**MATERIAL SUPPLIED**

- - - - -

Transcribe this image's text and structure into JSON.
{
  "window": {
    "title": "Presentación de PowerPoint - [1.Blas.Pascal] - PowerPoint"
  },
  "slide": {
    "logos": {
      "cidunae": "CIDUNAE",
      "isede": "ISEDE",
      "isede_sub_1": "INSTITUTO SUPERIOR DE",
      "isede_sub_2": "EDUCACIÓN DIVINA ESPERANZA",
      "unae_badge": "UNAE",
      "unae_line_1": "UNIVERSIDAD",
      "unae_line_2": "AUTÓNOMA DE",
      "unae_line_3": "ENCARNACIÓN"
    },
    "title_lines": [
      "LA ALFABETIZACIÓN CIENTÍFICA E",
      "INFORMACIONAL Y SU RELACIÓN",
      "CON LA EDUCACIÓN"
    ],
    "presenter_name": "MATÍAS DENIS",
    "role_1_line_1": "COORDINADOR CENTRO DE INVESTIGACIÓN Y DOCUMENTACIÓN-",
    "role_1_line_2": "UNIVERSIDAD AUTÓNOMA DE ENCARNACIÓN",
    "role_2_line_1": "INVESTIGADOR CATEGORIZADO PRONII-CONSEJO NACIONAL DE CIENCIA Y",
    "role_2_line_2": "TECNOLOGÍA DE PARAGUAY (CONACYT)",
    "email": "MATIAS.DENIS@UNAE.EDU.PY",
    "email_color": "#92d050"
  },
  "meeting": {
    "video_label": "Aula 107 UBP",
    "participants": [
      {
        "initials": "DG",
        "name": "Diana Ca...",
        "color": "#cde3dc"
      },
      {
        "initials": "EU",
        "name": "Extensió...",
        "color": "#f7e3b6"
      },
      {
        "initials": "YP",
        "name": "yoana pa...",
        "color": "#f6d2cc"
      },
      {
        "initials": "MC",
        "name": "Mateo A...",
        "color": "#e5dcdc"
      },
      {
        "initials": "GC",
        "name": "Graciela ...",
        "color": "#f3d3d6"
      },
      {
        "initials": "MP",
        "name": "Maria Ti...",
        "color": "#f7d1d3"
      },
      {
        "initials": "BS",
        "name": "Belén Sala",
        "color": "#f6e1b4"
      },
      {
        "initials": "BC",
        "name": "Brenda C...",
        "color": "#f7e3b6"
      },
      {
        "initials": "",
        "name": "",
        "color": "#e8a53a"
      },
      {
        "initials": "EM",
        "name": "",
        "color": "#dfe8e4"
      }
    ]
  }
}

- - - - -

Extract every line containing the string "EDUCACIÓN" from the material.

**RESULT OF THE TASK**
      "isede_sub_2": "EDUCACIÓN DIVINA ESPERANZA",
      "CON LA EDUCACIÓN"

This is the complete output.